Optical Sensor for Estimating Focal Distance and Cut Width During Laser Cutting

Summary: In this thesis, a new fiber-based optical sensor for sensing distance during laser cutting is introduced. This sensor works based upon different angles of the reflected pilot laser beam in order to gauge the workpiece displacement. During this investigation, the aim was to assess the optimal sensor resolution and measurement range.

In the setup there is a sensor box which receives the reflected beam from the workpiece in different ways. It consists of a shielded case, two photodiodes and a tapered fiber. This fiber is cut and polished at 42° angle and adjusted in front of two photodiodes inside the box. The total internal reflection law defines the intensity of the light that each photodiode captures. Any displacement of the workpiece changes the reflected beam's focal point and angle and consequently, changes photodiodes's output voltages. The fraction of these two voltages defines the measurement function of the sensor. In this study, two different methods for a capturing reflected beam have been examined in order to compare to each other. Additionally this difference gives us opportunity to sensing the gap as well as the distance.

In the first method, the reflected beam from the workpiece is focused on a screen. A fiber is adjusted behind the screen to transmit the captured light to the sensor box. The results of experiments in this method indicate that there is a strong correlation between the optical signals and the workpiece displacement. In the first step of this method, a mirror is used to simulate a fully reflective workpiece. Our study shows that although in 4mm workpiece movement range, the photodiodes have considerable voltages, the effective range of high resolution measurement is in a range of 2mm. We observed a 25μm resolution for 100% direct reflection workpiece and zero cancellation of electronic noise or lateral laser profile fluctuations via the mean value calculation. By increasing the number of data sampling from one to 1000, the resolution is observed to be 10μm. Moreover, increasing the distance between the screen and the fiber from 0.5mm to 1.5mm improves the measurement range, although simultaneously decreases the resolution. Selecting a suitable measurement function and finding a tradeoff between the resolution and the measurement range depends upon the application of the sensor. In the second step of this method, a piece of steel sheet is used to simulate a partial diffuser workpiece. For this workpiece, we observed 205μm resolution while there is zero cancellation of electronic noise or lateral laser profile fluctuations via mean value calculation. Like previous step, increasing the number of sampling, improved the resolution to 120μm.

It was observed, for different workpiece by increasing the number of data sampling from one to 1000, the resolution of the sensor goes up as well. Increasing the number of the samples for mean value calculation, cancels the electronic noise and lateral laser profile fluctuation effect, partially. In addition, using 400μm fiber exhibits better sensing specification in comparison to the 105μm fiber. One of the possible reasons might be catching less light due to the smaller NA and diameter. To compensate this low intensity, the gain is increased and consequently the noise effects steps up. The high power laser source might improve the measurement function.

In the second method, the screen was removed and the fiber was placed at the focal point of the backward reflected beam.
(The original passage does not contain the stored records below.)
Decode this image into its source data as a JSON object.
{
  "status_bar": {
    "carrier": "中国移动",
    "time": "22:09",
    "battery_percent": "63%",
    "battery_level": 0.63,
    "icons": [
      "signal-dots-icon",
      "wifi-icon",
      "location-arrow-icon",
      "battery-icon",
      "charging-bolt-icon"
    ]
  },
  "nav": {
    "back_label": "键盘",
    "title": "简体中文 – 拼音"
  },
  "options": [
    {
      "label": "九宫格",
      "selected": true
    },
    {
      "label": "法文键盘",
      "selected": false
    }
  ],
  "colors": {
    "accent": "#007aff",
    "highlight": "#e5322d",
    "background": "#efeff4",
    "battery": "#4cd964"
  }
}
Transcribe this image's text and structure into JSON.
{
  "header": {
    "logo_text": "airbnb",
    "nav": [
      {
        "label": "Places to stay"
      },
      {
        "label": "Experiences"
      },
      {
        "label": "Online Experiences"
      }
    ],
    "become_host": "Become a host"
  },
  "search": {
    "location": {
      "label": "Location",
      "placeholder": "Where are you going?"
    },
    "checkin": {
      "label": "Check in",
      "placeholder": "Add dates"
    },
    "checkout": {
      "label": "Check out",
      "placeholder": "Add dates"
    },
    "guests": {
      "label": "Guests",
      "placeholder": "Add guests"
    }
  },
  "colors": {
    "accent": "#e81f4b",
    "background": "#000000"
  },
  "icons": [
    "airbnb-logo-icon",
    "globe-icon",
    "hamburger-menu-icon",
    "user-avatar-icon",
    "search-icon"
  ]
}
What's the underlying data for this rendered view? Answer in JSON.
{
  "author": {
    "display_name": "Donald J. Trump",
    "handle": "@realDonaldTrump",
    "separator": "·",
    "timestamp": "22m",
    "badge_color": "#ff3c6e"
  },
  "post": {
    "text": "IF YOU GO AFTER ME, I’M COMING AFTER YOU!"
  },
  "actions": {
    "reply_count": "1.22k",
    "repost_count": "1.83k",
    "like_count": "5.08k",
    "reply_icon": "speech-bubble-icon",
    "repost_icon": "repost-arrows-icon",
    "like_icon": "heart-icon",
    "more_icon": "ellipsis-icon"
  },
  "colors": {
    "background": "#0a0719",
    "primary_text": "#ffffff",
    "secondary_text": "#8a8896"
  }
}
This experiment did not fulfill our expectations and has thrown up many questions in need of further investigation. The measurement function in this method has low gradient and measurement range. It is recommended that further research be undertaken in this area.

The second method can be improved by recalculating and changing the angle of the fiber inside the sensor box. Moreover, we suggest using 1mm fiber with higher quality and NA. Locating precisely a blocker in front of the fiber to completely eliminate middle part of the reflected beam might be another improvement for this sensor. Finally, some important limitations need to be considered: First, fiber bending can change the angle of the light significantly. Second, dirt on the fiber end can dramatically decrease the efficiency of the sensor. We suggest that all of these limitations and suggestions be studied in the future.

To sum up, fiber-based optical sensor with diffusion screen can be employed for distance sensing in material processing and especially in laser cutting. The statistical relation between the optical signals and the workpiece indicates that, by further optimization, higher sensor resolution can be achieved. In some applications such as scanner based remote laser welding, the angle of incidence changes during the process. In order to implement this new method, we should make sure the measurement function is independent of the angle of incidence; otherwise the angular changing should be measured and be considered in the calculation.